Entries from a dataset of interfaces
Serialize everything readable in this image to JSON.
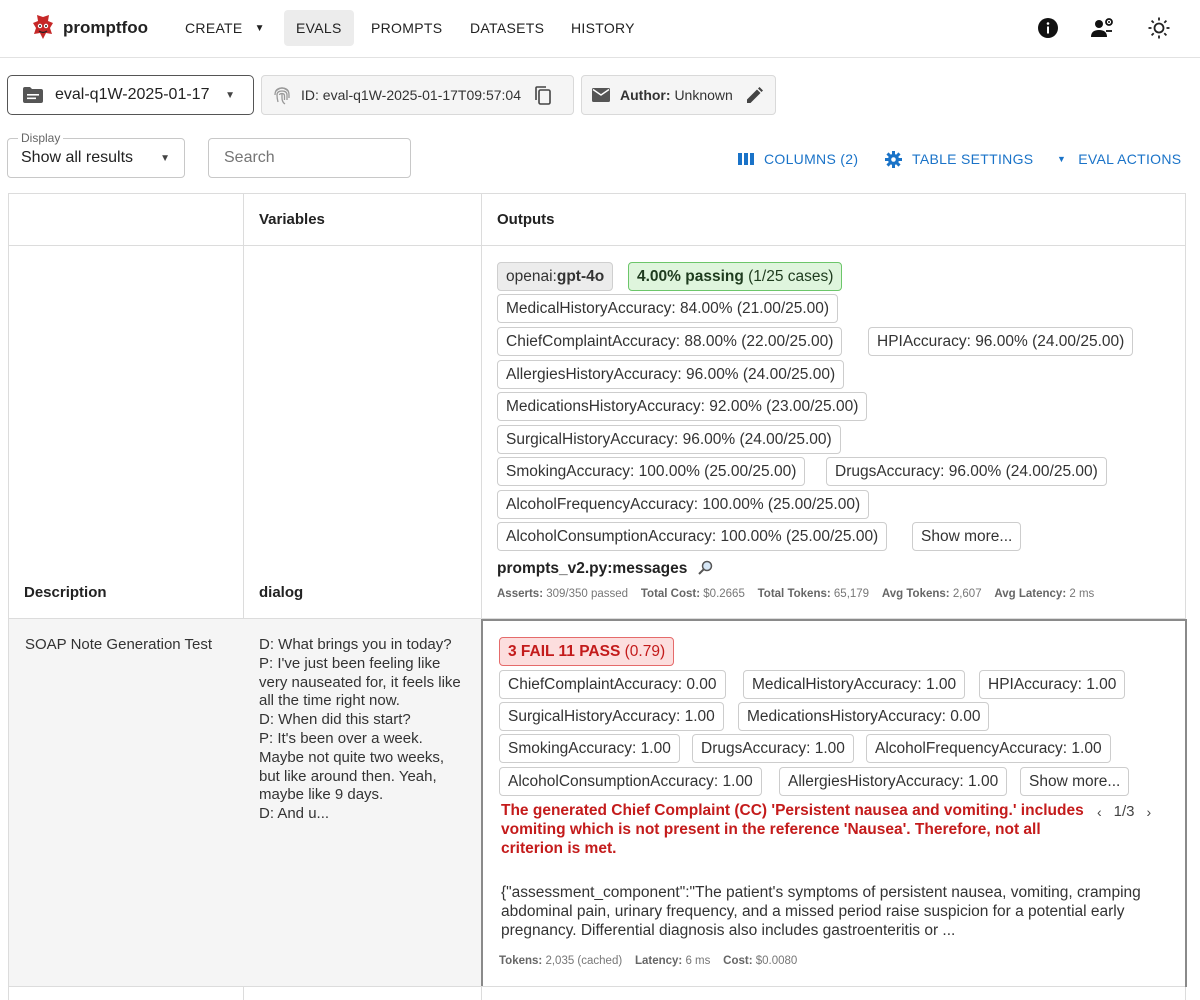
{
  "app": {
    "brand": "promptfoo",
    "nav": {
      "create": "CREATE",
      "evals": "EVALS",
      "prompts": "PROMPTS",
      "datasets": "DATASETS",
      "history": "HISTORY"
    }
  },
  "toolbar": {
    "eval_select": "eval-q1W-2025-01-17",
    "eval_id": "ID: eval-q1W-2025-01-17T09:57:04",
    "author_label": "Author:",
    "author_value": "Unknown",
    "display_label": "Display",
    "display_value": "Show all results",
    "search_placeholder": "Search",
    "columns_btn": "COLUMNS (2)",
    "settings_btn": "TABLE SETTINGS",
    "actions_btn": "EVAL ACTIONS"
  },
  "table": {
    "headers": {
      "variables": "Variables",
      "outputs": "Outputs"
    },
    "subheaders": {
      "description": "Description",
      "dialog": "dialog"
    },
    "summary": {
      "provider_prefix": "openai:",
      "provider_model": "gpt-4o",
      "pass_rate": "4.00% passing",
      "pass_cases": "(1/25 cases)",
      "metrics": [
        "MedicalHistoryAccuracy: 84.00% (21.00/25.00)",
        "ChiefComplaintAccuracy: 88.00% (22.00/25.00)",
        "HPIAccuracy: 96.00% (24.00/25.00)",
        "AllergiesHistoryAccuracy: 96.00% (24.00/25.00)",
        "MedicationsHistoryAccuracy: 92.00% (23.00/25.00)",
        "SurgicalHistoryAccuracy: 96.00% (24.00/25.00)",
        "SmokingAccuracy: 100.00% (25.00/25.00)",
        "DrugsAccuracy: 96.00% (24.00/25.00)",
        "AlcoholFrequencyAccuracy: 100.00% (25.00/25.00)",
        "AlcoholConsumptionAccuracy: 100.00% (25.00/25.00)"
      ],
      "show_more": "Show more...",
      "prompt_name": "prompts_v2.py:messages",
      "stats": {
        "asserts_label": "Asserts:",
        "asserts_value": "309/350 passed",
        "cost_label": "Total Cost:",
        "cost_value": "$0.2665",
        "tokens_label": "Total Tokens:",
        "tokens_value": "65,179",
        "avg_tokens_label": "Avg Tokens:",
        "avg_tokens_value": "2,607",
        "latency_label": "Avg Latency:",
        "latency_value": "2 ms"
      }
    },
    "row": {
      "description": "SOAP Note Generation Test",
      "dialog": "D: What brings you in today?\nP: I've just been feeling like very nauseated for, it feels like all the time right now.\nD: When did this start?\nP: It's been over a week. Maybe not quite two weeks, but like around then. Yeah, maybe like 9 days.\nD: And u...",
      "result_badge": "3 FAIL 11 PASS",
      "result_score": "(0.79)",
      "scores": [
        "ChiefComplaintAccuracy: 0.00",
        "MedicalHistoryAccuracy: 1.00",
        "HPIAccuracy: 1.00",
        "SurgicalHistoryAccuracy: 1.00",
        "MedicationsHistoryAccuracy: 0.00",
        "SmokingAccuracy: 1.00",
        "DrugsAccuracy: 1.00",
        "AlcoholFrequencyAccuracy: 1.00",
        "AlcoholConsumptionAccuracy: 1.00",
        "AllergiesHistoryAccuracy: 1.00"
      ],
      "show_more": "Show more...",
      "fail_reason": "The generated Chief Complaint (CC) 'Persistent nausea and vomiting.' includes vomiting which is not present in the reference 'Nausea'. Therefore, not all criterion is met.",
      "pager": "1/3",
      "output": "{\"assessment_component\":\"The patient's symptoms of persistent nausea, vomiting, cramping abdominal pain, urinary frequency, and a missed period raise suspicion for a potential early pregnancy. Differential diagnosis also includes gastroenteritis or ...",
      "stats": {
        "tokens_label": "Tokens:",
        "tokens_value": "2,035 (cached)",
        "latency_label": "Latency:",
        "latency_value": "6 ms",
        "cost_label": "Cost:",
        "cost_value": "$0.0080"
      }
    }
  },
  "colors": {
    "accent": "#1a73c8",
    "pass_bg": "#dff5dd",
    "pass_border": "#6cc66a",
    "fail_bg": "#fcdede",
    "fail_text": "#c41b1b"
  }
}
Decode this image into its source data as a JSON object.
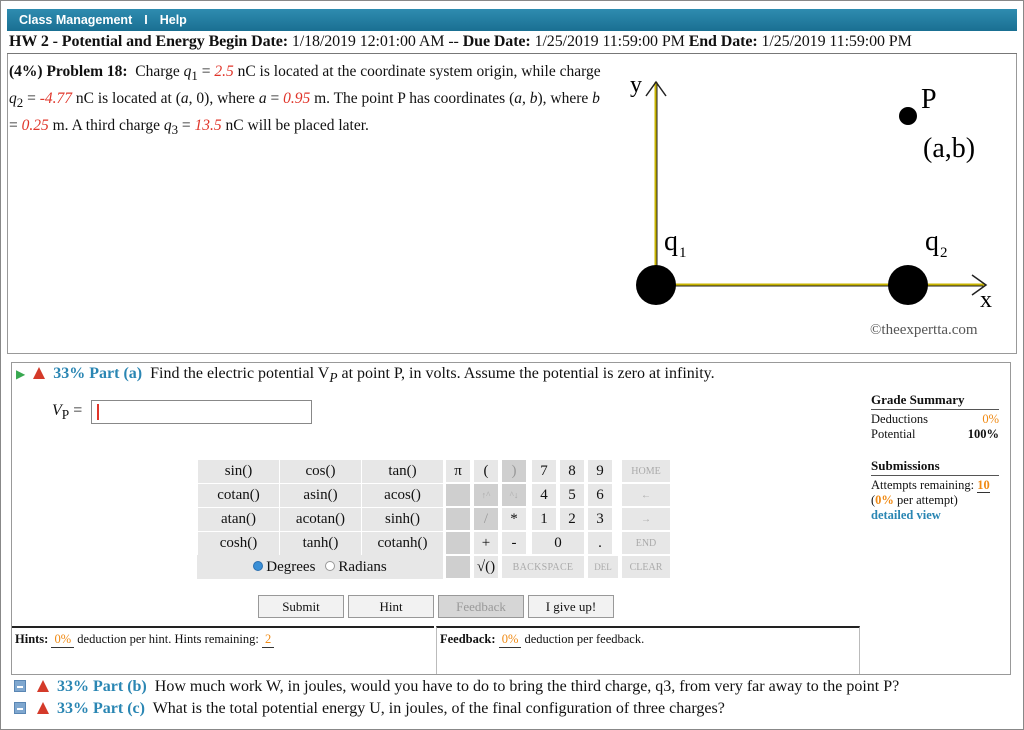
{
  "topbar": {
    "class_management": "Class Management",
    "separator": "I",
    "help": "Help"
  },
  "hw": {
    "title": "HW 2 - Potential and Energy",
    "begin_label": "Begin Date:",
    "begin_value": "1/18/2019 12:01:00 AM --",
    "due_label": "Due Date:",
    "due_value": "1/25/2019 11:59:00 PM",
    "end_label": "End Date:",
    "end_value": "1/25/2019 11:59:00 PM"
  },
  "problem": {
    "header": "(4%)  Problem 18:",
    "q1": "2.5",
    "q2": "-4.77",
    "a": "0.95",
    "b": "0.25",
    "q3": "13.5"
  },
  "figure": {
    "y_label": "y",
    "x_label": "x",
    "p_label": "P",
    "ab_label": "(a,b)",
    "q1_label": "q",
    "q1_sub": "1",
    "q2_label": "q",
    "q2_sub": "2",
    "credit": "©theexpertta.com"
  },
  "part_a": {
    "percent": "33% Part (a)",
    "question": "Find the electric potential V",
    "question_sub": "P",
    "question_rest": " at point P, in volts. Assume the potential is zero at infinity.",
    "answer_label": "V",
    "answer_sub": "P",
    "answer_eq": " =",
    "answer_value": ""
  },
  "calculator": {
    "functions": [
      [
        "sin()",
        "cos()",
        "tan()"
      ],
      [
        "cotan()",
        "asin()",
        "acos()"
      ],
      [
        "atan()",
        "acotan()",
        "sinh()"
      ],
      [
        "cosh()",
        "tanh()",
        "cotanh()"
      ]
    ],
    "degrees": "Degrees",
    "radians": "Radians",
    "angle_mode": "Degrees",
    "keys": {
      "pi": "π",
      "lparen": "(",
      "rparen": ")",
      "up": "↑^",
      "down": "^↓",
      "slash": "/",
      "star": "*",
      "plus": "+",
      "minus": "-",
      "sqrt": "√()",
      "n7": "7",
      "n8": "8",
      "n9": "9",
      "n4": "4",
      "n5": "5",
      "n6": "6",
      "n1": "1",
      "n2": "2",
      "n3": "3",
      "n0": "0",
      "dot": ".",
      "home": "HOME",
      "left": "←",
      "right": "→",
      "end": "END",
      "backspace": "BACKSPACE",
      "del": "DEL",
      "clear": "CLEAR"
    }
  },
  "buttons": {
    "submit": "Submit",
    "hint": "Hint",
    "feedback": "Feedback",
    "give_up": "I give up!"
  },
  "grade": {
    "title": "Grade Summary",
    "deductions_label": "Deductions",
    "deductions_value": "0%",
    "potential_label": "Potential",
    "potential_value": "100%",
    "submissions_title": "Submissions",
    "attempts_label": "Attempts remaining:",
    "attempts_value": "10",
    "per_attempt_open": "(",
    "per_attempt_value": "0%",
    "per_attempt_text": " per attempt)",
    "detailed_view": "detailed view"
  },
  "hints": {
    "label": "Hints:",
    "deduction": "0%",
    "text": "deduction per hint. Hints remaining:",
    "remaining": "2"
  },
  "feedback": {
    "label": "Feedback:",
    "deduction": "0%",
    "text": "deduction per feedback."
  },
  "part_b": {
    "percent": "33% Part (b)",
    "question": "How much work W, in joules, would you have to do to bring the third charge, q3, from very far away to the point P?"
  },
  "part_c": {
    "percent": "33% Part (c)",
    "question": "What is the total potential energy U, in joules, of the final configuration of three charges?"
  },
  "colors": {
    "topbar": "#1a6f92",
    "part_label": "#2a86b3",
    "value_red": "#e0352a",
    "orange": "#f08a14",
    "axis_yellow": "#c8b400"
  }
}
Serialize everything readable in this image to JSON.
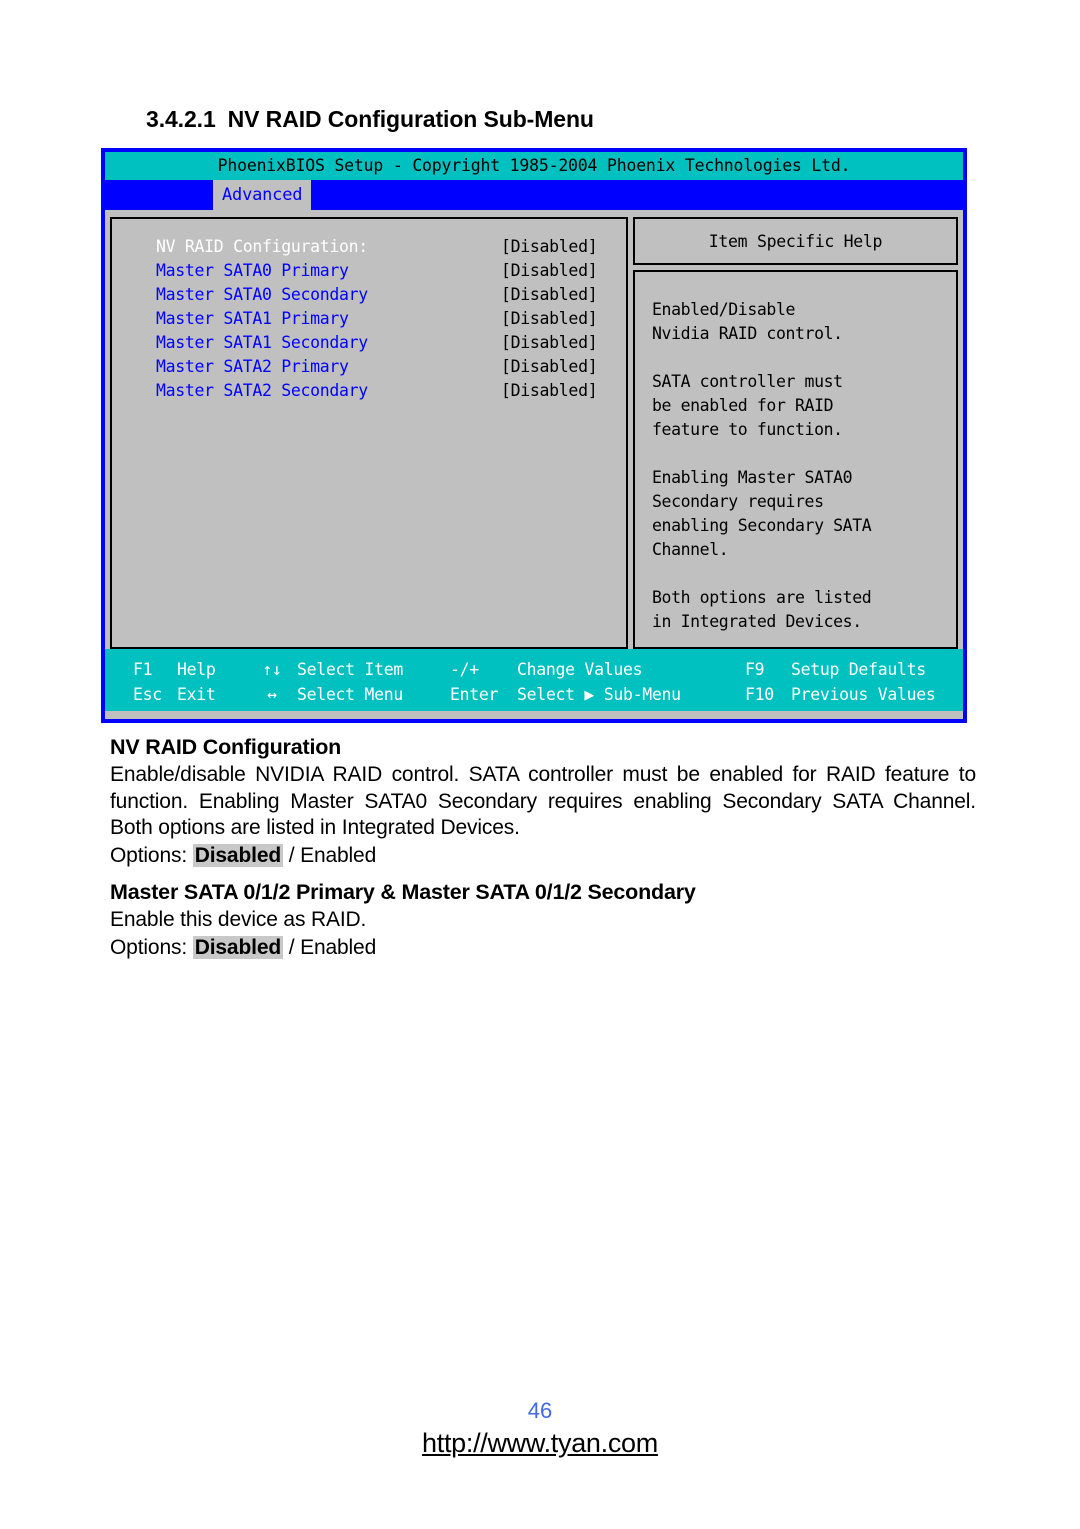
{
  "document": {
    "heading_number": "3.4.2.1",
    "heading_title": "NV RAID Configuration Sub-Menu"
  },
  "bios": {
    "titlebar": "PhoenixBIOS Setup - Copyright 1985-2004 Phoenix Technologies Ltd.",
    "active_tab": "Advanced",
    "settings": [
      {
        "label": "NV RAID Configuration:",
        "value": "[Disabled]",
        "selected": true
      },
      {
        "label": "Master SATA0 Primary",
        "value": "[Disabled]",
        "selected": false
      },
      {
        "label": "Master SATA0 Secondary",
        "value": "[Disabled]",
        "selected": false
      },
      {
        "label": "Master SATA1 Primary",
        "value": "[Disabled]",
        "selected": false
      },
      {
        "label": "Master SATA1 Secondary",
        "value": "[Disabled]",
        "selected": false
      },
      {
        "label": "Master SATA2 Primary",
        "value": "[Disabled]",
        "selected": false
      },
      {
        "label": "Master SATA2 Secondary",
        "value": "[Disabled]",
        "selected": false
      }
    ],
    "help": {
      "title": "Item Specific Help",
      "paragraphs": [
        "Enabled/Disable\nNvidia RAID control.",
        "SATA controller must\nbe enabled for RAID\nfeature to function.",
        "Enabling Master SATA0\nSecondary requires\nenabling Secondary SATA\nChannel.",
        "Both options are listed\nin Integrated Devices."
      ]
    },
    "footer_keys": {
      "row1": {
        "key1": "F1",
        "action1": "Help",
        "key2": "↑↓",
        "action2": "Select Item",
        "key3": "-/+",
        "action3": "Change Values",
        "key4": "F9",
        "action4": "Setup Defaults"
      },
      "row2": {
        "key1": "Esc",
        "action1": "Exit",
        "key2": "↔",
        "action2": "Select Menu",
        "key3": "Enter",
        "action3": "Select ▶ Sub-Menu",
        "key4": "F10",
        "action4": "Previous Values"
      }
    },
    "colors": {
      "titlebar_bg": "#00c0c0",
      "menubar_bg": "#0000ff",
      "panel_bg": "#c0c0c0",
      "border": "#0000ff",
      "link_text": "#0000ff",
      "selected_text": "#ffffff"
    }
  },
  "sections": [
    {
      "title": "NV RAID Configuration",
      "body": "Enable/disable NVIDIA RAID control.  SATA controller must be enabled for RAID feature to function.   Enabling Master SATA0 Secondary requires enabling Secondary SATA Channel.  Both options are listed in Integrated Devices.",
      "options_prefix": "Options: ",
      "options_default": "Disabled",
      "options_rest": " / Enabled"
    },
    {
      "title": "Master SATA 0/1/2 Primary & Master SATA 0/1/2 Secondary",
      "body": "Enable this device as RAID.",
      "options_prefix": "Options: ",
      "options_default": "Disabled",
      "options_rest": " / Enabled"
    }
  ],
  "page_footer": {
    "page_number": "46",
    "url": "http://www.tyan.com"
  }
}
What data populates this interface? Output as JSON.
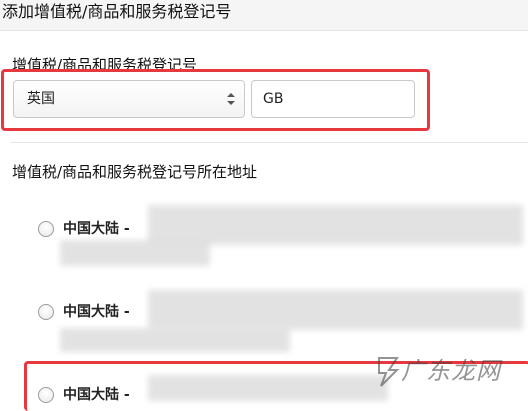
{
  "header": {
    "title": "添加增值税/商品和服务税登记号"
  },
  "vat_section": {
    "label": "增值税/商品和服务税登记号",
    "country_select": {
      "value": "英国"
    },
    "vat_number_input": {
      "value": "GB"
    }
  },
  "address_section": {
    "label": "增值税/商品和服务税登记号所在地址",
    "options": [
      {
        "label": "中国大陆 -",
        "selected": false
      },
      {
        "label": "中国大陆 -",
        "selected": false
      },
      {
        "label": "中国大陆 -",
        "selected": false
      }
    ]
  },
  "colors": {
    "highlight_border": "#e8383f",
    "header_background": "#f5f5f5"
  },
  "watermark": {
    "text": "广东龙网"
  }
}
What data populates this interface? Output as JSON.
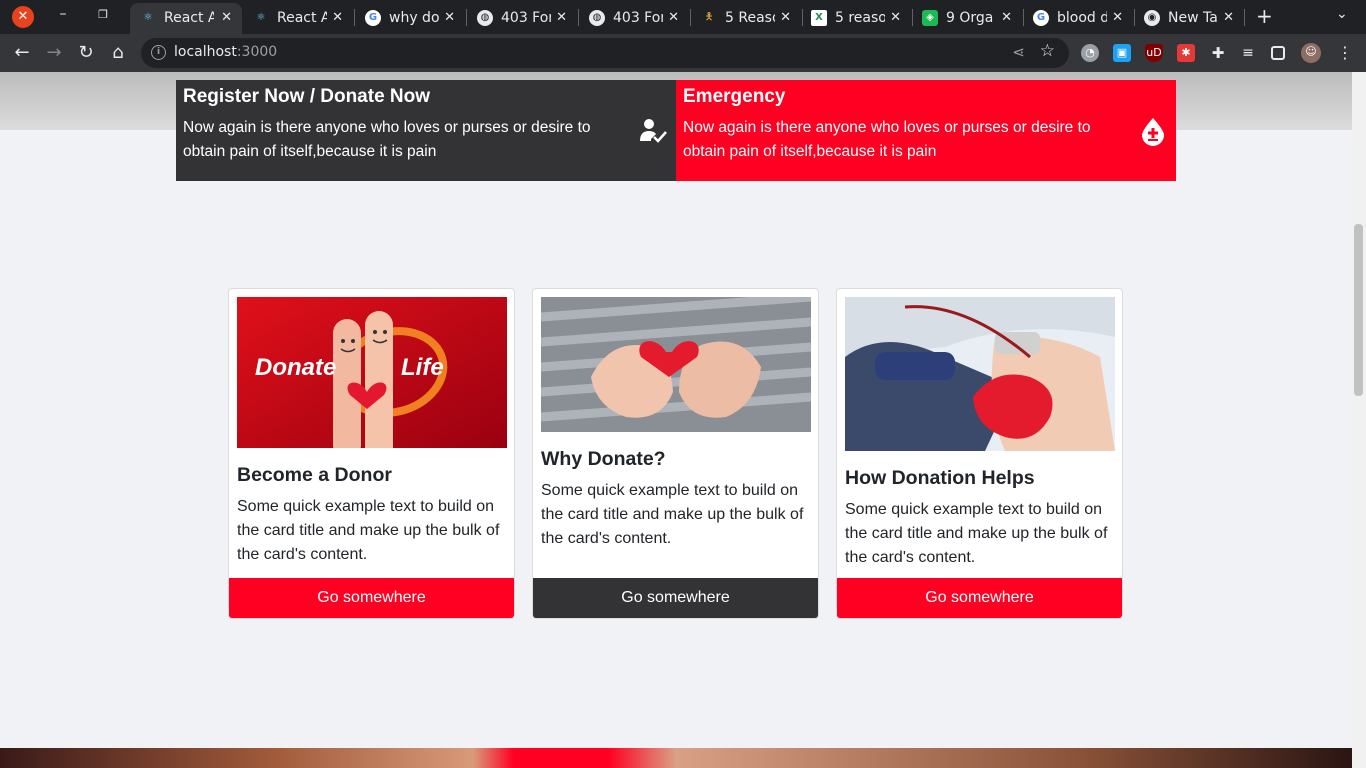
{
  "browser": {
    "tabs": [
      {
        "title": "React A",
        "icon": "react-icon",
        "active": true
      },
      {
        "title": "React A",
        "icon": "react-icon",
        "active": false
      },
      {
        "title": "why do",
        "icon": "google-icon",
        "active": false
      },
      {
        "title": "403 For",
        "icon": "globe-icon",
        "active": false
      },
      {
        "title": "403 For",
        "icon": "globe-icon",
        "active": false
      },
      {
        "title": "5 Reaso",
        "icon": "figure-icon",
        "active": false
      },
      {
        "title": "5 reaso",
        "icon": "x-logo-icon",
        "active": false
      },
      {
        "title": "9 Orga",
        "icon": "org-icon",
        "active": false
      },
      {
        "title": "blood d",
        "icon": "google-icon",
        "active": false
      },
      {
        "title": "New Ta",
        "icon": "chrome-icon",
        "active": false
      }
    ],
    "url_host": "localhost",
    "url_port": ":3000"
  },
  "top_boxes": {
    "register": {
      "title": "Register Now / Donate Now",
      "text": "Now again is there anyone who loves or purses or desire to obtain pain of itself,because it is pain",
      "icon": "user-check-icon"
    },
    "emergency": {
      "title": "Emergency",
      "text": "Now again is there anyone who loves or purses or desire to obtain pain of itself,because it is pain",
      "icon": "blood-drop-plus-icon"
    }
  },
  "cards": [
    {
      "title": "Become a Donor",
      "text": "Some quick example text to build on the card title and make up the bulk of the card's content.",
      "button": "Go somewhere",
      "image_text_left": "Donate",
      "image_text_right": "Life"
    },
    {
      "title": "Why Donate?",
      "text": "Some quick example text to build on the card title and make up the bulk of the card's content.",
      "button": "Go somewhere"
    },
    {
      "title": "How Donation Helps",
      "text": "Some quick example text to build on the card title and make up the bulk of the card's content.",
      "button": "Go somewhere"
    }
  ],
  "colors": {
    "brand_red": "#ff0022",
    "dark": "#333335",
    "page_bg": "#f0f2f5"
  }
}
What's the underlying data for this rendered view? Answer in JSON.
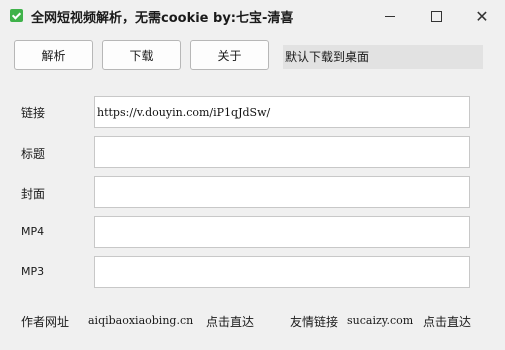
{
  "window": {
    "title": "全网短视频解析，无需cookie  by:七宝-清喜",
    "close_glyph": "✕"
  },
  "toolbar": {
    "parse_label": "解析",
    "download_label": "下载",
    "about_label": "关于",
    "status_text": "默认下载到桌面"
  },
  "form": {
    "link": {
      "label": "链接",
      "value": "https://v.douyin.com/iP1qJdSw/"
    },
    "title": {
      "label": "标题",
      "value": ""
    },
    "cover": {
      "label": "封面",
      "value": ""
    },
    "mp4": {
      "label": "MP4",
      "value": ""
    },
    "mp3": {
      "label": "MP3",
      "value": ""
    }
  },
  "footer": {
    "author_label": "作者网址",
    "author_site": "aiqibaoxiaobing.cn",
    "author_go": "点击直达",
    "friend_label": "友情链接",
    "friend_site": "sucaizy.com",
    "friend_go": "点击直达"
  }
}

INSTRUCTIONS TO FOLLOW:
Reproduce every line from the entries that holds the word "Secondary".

OUTPUT OF THE TASK:
        "label": "Master SATA0 Secondary",
        "label": "Master SATA1 Secondary",
        "label": "Master SATA2 Secondary",
        "Enabling Master SATA0\nSecondary requires\nenabling Secondary SATA\nChannel.",
      "body": "Enable/disable NVIDIA RAID control.  SATA controller must be enabled for RAID feature to function.   Enabling Master SATA0 Secondary requires enabling Secondary SATA Channel.  Both options are listed in Integrated Devices.",
      "title": "Master SATA 0/1/2 Primary & Master SATA 0/1/2 Secondary",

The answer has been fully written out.